Now that the air is clear, I traveled by bike to Fort Greene Park today to seek out a reported yellow-throated warbler, not to be confused with the common yellowthroat. Being April, one would normally be excited to head outside on a sunny day, except for the fact I had to wear gloves on my bike, thermals under my clothing, and couldn't type into my phone because my hands were so iced! Spring, where you at?! Srsly.
I do not know the park well and meandered my way up to the monument, where I found a group had formed, also looking for this warbler. In the end, I met some new folks, saw some familiar faces and we all used our eyes to call out when we had the bird in sight. I find birding to be such a wonderful way to socialize, I have made such great friends through doing this and always look forward to meeting new people while out in the field.
Glad to say, the yellow throated warbler is officially ticked on my list!
|A very light colored American Robin.|
|This one mourning dove caught my eye, the feathers on its shoulders were like gold leaf! Super metallic!|
|The dark-eyed juncos were super singers today- also singing were the house finches!|
|And here come some really cruddy photos of the Yellow-throated warbler!|
|So this tree had 2 to 3 yellowbellied sapsuckers working some wells they created and the sap was flowing, quite generously. It drew in this guy, as well as juncos, kinglets, and house sparrows -- probably insects too, for the birds to also dine on!|
|The people who named birds, I get the feeling they weren't super creative. Most birds are named for the calls they make (like chickadees) or their general appearance, like the yellow-throated warbler.
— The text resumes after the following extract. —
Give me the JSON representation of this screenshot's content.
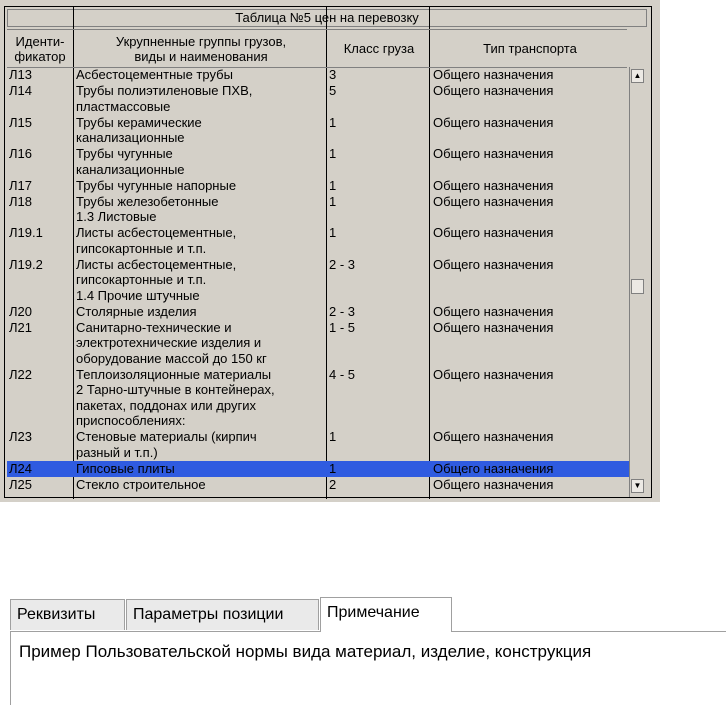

And then someone else also has a warbler with a yellow throat, and darn, that name was already taken, and so that's why this guy, name-wise, should not be confused with the Common Yellowthroat.|
|A yellow-bellied sapsucker (another creative point withdrawn from those responsible for naming birds) shows off some wonderful camouflage with some lichen-covered bark.|
|We know this one is a female, males have a red bib on their throat, females lack this feature.|